3 Methods for Managing Concern in a Community Hospital Acquisition
A community-owned hospital is often the largest asset of the community. Unfortunately, with decreasing reimbursement and climbing costs, more and more community hospitals have been struggling. Residents need a local hospital to remain operationally viable in order to protect local access to healthcare services. For this reason, an increasing amount of community hospitals have been looking to hospital operators or large health systems to partner and/or acquire them, evidenced by the influx in hospital mergers and acquisitions over the past few years.
Concern is high with hospital acquisitions, buyouts of community hospitals

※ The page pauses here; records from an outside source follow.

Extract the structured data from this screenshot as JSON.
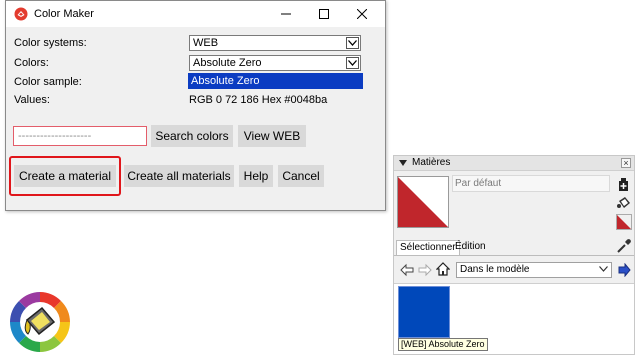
{
  "dialog": {
    "title": "Color Maker",
    "labels": {
      "color_systems": "Color systems:",
      "colors": "Colors:",
      "color_sample": "Color sample:",
      "values": "Values:"
    },
    "color_system_value": "WEB",
    "color_value": "Absolute Zero",
    "color_list_selected": "Absolute Zero",
    "values_text": "RGB 0 72 186 Hex #0048ba",
    "search_placeholder": "--------------------",
    "buttons": {
      "search": "Search colors",
      "view": "View  WEB",
      "create_material": "Create a material",
      "create_all": "Create all materials",
      "help": "Help",
      "cancel": "Cancel"
    }
  },
  "materials_panel": {
    "title": "Matières",
    "material_name": "Par défaut",
    "tabs": [
      "Sélectionner",
      "Édition"
    ],
    "collection": "Dans le modèle",
    "swatch_tooltip": "[WEB] Absolute Zero"
  },
  "colors": {
    "sample": "#0048ba",
    "highlight": "#e0161b",
    "selection": "#0b3cc2",
    "default_material": "#c0262c"
  },
  "icons": [
    "app-logo-icon",
    "minimize-icon",
    "maximize-icon",
    "close-icon",
    "chevron-down-icon",
    "back-arrow-icon",
    "forward-arrow-icon",
    "home-icon",
    "eyedropper-icon",
    "paint-bucket-logo"
  ]
}
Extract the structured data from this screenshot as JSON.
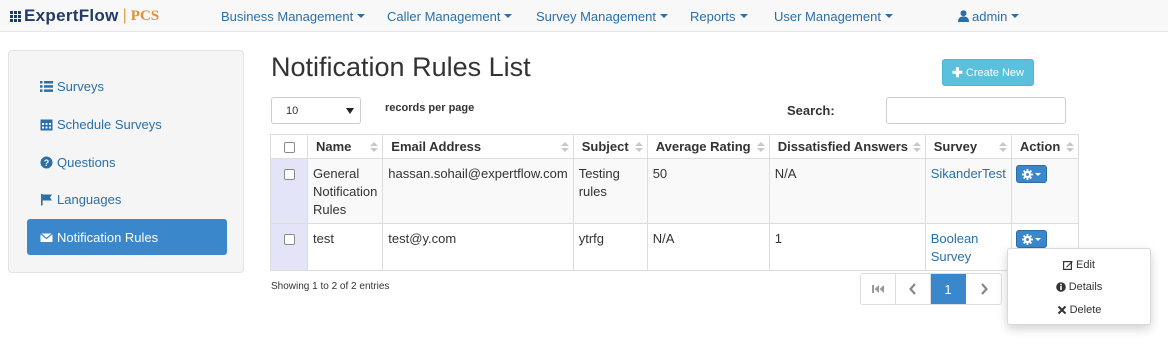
{
  "brand": {
    "name": "ExpertFlow",
    "separator": "|",
    "product": "PCS"
  },
  "nav": {
    "menus": [
      {
        "label": "Business Management"
      },
      {
        "label": "Caller Management"
      },
      {
        "label": "Survey Management"
      },
      {
        "label": "Reports"
      },
      {
        "label": "User Management"
      }
    ],
    "user": "admin"
  },
  "sidebar": {
    "items": [
      {
        "label": "Surveys",
        "icon": "list-icon"
      },
      {
        "label": "Schedule Surveys",
        "icon": "calendar-icon"
      },
      {
        "label": "Questions",
        "icon": "question-circle-icon"
      },
      {
        "label": "Languages",
        "icon": "flag-icon"
      },
      {
        "label": "Notification Rules",
        "icon": "envelope-icon",
        "active": true
      }
    ]
  },
  "main": {
    "title": "Notification Rules List",
    "create_button": "Create New",
    "page_length": "10",
    "page_length_label": "records per page",
    "search_label": "Search:",
    "search_value": ""
  },
  "table": {
    "columns": [
      "Name",
      "Email Address",
      "Subject",
      "Average Rating",
      "Dissatisfied Answers",
      "Survey",
      "Action"
    ],
    "rows": [
      {
        "name": "General Notification Rules",
        "email": "hassan.sohail@expertflow.com",
        "subject": "Testing rules",
        "average_rating": "50",
        "dissatisfied_answers": "N/A",
        "survey": "SikanderTest"
      },
      {
        "name": "test",
        "email": "test@y.com",
        "subject": "ytrfg",
        "average_rating": "N/A",
        "dissatisfied_answers": "1",
        "survey": "Boolean Survey"
      }
    ],
    "info": "Showing 1 to 2 of 2 entries"
  },
  "pagination": {
    "current": "1"
  },
  "action_menu": {
    "items": [
      "Edit",
      "Details",
      "Delete"
    ]
  },
  "colors": {
    "primary": "#3a87cc",
    "info": "#5bc0de",
    "link": "#2a6fa8",
    "brand": "#1f3b66",
    "brand_accent": "#e58f2d"
  }
}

When a local hospital is acquired it can raise concerns among the residents, hospital employees and physicians. "Residents can be very leery of somebody coming in from the outside and buying their largest asset — the local hospital. Apprehension is high with staff, community residents and physicians," says Jim Rolfe, managing director of VMG Health's transactional services division.
Most often the fear stems from concerns over job security and decreased services: Will they have a job under the new owner or operator? Common fears also involve worry that the operator will strip the hospital of services and employees and send most of the profits back to the corporate office.
While these concerns may appear legitimate, Mr. Rolfe points out that a hospital operator or health systems want to maximize their investment, thus creating a high performing hospital that has a focus on quality and patient and employee satisfaction is the primary goal. Experienced health systems use benchmarking to ascertain the correct formula in services offered and expense ratios (salaries and supplies) in order to make the newly acquired hospital as efficient as possible. "Normally, every employee and resident in the community deep in their heart knows [the hospital] needs to be operated by an experienced operator with access to capital. At the end of the day, the acquiring hospital wants to continue to offer quality healthcare and grow market share of the hospital, "says Mr. Rolfe.
Hospital executives — on either side of the transaction — need to be aware of methods to ease concern surrounding a hospital acquisition. Having worked with Franklin, Tenn.-based Community Health Systems as vice president of acquisitions and development, focusing on acquisitions/divestitures of acute-care hospitals, Mr. Rolfe is familiar with three methods — in no particular order — to assuage fears of the residents, employees and physicians once the letter of intent is signed.
1. Hold meetings with community, hospital leaders. According to Mr. Rolfe, a major key to managing concern among the community and the hospital staff is to hold meetings with key leaders. "Hospital executives from both ends should tell the leaders, employees, residents and physicians why the deal is positive. It should be stressed that the ultimate goal is to increase services, operating more efficiently, thus increasing access to healthcare and consequently a growth in employment. You can't continue to put a strain on the county or community. Clearly detailing a plan for growing the hospital and ensuring its continued viability and success should reduce some fear," says Mr. Rolfe.
2. Connect with each physician. Hospital executives need to pay particular attention to physicians to ease their concerns because they are vital to a hospital's success. "You want to convey to physicians that they are a vital part of the hospital. They need to understand the plan and feel involved so they are willing to work with the new operator or owner. It is a good idea to communicate with each physician independently and make sure they are comfortable with the transaction and the new direction and culture of the acquiring hospital," says Mr. Rolfe. "An experienced operator and its management team will know how to maintain and cultivate the relationships with physicians and other clinical staff. That is where most of the revenue is generated. How you effectively communicate with them is important," says Mr. Rolfe.
3. Communicate, communicate and communicate. According to Mr. Rolfe, hospital executives can never communicate too much with the staff and the community about the future of the hospital. "Giving examples of what the hospital operator or owner has done with others in the past and what they would like to see occur helps understanding," says Mr. Rolfe. Understanding eases fears. Mr. Rolfe recommends multiple channels for communicating, such as: messages through the hospital's intranet, hosting a website for questions and presentations from the CEO and department leaders.
More Articles on Hospital Acquisitions:5 Key Decision Points in Hospital Transactions
5 Best Practices for Cultural Changes Following a Transaction
Motivation Behind a Strategic Partnership: Q&A With Summa Health System President and CEO Thomas Strauss
© Copyright ASC COMMUNICATIONS 2012. Interested in LINKING to or REPRINTING this content? View our policies by clicking here.